Identify customers for a website website by focusing on telling your story. A business plan can take many hours of intense study and writing to complete, but the process of identifying your ideal customer can be completed fairly quickly if you follow the below six steps:
  • 1. What is your value proposition?  This is your underlying marketing plan to identify customers for a website. It says, "You should visit my website because my website will educate you about your specific interests and needs." This can also be your website's model (i.e., "Resources for Website Managers").
  • 2. Buyer Identification (Interest) Identification helps you achieve your objective. Assemble measurable data with respect to your objective market's demographics, market section, needs and purchasing choices.
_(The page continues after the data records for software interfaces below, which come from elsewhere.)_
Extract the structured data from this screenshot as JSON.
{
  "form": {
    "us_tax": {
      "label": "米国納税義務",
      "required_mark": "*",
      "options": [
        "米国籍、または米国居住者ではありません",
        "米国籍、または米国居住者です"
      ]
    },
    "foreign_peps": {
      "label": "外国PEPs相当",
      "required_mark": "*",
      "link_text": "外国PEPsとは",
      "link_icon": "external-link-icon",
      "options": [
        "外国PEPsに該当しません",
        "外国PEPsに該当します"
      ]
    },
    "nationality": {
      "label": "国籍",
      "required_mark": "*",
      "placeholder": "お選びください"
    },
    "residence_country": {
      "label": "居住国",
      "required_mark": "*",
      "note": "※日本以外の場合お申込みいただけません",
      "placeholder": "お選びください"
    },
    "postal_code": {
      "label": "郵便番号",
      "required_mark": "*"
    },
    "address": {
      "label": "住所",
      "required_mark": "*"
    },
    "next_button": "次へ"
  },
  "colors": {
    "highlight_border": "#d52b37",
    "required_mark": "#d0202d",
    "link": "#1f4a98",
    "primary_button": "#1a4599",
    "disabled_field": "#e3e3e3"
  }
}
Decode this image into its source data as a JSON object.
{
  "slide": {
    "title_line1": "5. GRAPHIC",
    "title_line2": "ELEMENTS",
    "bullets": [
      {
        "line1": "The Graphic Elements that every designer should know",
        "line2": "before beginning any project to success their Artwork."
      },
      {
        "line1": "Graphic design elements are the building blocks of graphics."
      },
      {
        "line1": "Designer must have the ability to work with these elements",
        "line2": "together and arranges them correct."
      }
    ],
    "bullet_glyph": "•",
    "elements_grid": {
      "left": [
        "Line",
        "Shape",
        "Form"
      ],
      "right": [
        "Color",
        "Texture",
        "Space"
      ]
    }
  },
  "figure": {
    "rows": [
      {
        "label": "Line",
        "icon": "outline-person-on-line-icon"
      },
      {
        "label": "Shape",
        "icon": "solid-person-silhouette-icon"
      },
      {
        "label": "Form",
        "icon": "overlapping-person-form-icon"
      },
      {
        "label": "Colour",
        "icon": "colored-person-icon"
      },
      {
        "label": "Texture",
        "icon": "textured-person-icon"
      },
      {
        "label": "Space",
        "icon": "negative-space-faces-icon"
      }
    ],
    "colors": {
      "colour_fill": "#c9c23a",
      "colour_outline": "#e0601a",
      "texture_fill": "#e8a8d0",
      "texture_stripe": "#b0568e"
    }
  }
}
Find which websites your buyers use and ask the following: How old would they say they are?...